Problem requirements >> Set down all of the entries below word for word, with the pictures left out.

── Records for the task ──

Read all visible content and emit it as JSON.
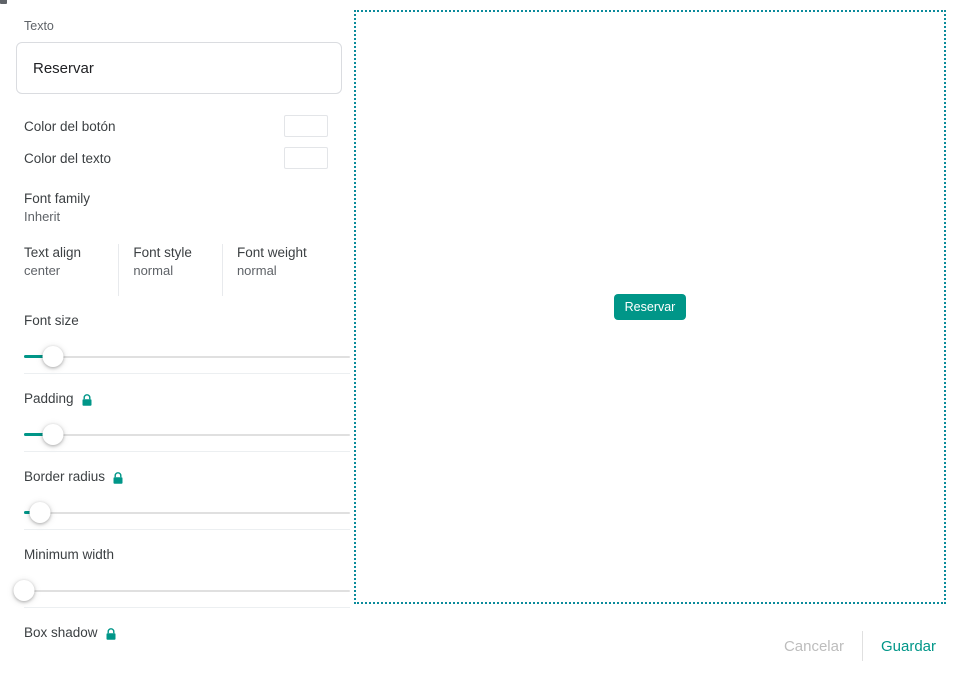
{
  "colors": {
    "accent": "#009688",
    "preview_border": "#0b8b9b",
    "button_color": "#009688",
    "text_color": "#ffffff",
    "muted": "#5f6368",
    "cancel": "#bdbdbd"
  },
  "settings": {
    "text_field": {
      "label": "Texto",
      "value": "Reservar",
      "placeholder": "Texto"
    },
    "button_color": {
      "label": "Color del botón",
      "swatch": "#009688"
    },
    "text_color": {
      "label": "Color del texto",
      "swatch": "#ffffff"
    },
    "font_family": {
      "label": "Font family",
      "value": "Inherit"
    },
    "typography": [
      {
        "label": "Text align",
        "value": "center"
      },
      {
        "label": "Font style",
        "value": "normal"
      },
      {
        "label": "Font weight",
        "value": "normal"
      }
    ],
    "sliders": [
      {
        "label": "Font size",
        "locked": false,
        "percent": 9
      },
      {
        "label": "Padding",
        "locked": true,
        "percent": 9
      },
      {
        "label": "Border radius",
        "locked": true,
        "percent": 5
      },
      {
        "label": "Minimum width",
        "locked": false,
        "percent": 0
      }
    ],
    "box_shadow": {
      "label": "Box shadow",
      "locked": true
    }
  },
  "preview": {
    "button_label": "Reservar"
  },
  "footer": {
    "cancel_label": "Cancelar",
    "save_label": "Guardar"
  },
  "icons": {
    "lock": "lock-icon"
  }
}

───

Answer >>
Read all visible content and emit it as JSON.
{
  "colors": {
    "accent": "#009688",
    "preview_border": "#0b8b9b",
    "button_color": "#009688",
    "text_color": "#ffffff",
    "muted": "#5f6368",
    "cancel": "#bdbdbd"
  },
  "settings": {
    "text_field": {
      "label": "Texto",
      "value": "Reservar",
      "placeholder": "Texto"
    },
    "button_color": {
      "label": "Color del botón",
      "swatch": "#009688"
    },
    "text_color": {
      "label": "Color del texto",
      "swatch": "#ffffff"
    },
    "font_family": {
      "label": "Font family",
      "value": "Inherit"
    },
    "typography": [
      {
        "label": "Text align",
        "value": "center"
      },
      {
        "label": "Font style",
        "value": "normal"
      },
      {
        "label": "Font weight",
        "value": "normal"
      }
    ],
    "sliders": [
      {
        "label": "Font size",
        "locked": false,
        "percent": 9
      },
      {
        "label": "Padding",
        "locked": true,
        "percent": 9
      },
      {
        "label": "Border radius",
        "locked": true,
        "percent": 5
      },
      {
        "label": "Minimum width",
        "locked": false,
        "percent": 0
      }
    ],
    "box_shadow": {
      "label": "Box shadow",
      "locked": true
    }
  },
  "preview": {
    "button_label": "Reservar"
  },
  "footer": {
    "cancel_label": "Cancelar",
    "save_label": "Guardar"
  },
  "icons": {
    "lock": "lock-icon"
  }
}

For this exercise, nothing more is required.